Even with those successes under Akerson, GM's stock fell 45 percent in 2011. Shares, including the U.S. government's 32 percent stake, have declined 33 percent since the automaker's November 2010 initial public offering, attracting value investor Warren Buffett's Berkshire Hathaway Inc.
"We're frustrated, but we don't sit around the board table bemoaning the price of the stock," Krebs said by telephone from Chicago. "We're in this for the long haul."
About half of the company's directors, including Krebs, Russo, Akerson and his predecessor, Ed Whitacre, joined the board as the company emerged from its 2009 U.S. bankruptcy reorganization.
Whitacre replaced longtime GM executive Henderson as CEO, then surprised the board when he said he didn't want to stay with the company long after the 2010 IPO.
The directors turned to Akerson, a Navy veteran who had split his career between telecommunications and private equity. "I don't think we could've found anyone better," Isdell, former CEO and chairman of Coca-Cola, said in a telephone interview from France.
Isdell, Krebs and Russo say they've witnessed a cultural change at the automaker, once known for management by consensus that was too slow and too cautious.
"The company is a lot more externally focused and a lot more competitively driven," Russo said by telephone from New York.
Walking out of the last GM board meeting, Krebs said he told Isdell that GM "isn't even the same company that we saw when it came out of bankruptcy." Isdell agreed.
Akerson has found and promoted "very good people who know what's wrong and are dying to do the right thing," he told an Atlanta audience last month.
Still, the CEO shouldn't be given too much credit for GM's stellar profits, because it was the company's government-backed bankruptcy, managed by Steven Rattner and Ron Bloom, that lowered the automaker's break-even point, said Maryann Keller, principal of a self-titled consulting firm in Stamford, Connecticut.
Last year's market-share gain -- GM added half a percentage point in the U.S. -- was aided by Toyota Motor Corp.'s production shortfalls caused by natural disasters in Asia, said Keller, a former Wall Street analyst.
GM faces increased competition from a resurgent Toyota as well as Volkswagen AG, which has aggressive global growth goals, she said. "How's he doing for somebody who didn't know anything about the car business when he took over? I suppose OK, but you're measuring against that criteria," Keller said.
Akerson has been successful in building a strong senior management team, from which he should be able to groom a successor, said Russo, the board's lead director. She said research suggests external successors make sense for companies needing change.

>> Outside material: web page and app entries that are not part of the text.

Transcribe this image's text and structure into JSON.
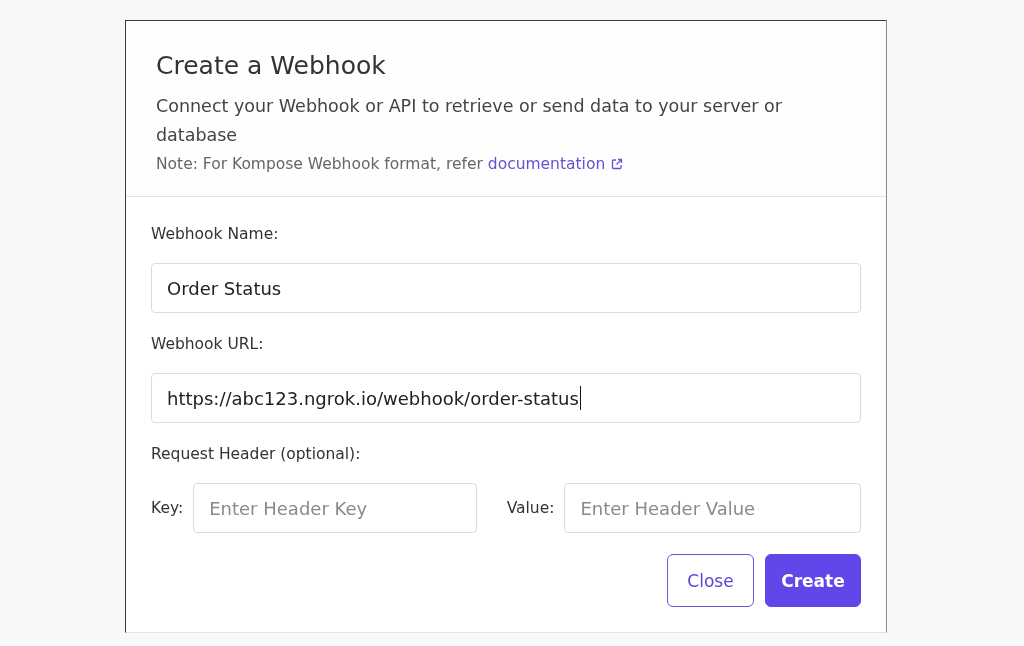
{
  "dialog": {
    "title": "Create a Webhook",
    "description": "Connect your Webhook or API to retrieve or send data to your server or database",
    "note": {
      "text": "Note: For Kompose Webhook format, refer",
      "link": "documentation"
    },
    "fields": [
      {
        "label": "Webhook Name:",
        "value": "Order Status",
        "focused": false
      },
      {
        "label": "Webhook URL:",
        "value": "https://abc123.ngrok.io/webhook/order-status",
        "focused": true
      }
    ],
    "request_header": {
      "label": "Request Header (optional):",
      "fields": [
        {
          "label": "Key:",
          "placeholder": "Enter Header Key",
          "focused": false
        },
        {
          "label": "Value:",
          "placeholder": "Enter Header Value",
          "focused": false
        }
      ]
    },
    "buttons": [
      {
        "label": "Close",
        "kind": "secondary"
      },
      {
        "label": "Create",
        "kind": "primary"
      }
    ]
  }
}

"I don't believe that's the case for GM at this point," said Russo, a former Alcatel-Lucent SA CEO. "I would hope that when the time is right we've got a sufficient bench to be able to find the right successor."
Vice Chairman Steve Girsky, 50, North America President Mark Reuss, 48, and Senior Vice President for Global Product Development Mary Barra, 50, have been mentioned by Akerson as possibilities.
It isn't a choice the board expects to face soon. "I've encouraged him to stay long enough to find a successor in the company and to get the board comfortable," Krebs said, estimating it would take "a couple years."
The agenda for GM's annual meeting tomorrow in Detroit includes re-electing all 12 directors, including Akerson, and adding two new members: Jim Mulva, 65, former ConocoPhillips CEO, and Tim Solso, 65, retired CEO of Cummins Inc.
The shareholder meeting coincides with a board meeting, where members have recently been getting detailed analyses of what competitors are doing better than GM.
"Costs are still too high," Krebs said. While GM's operating margins are about 5 percent, he'd like to see that nearly double to the level that both Volkswagen and Hyundai are posting. "We're envious of the financial results those companies are turning in."
About half of the gap between GM and those rivals is because of Europe, where GM has lost $16.4 billion since 1999, Akerson has said.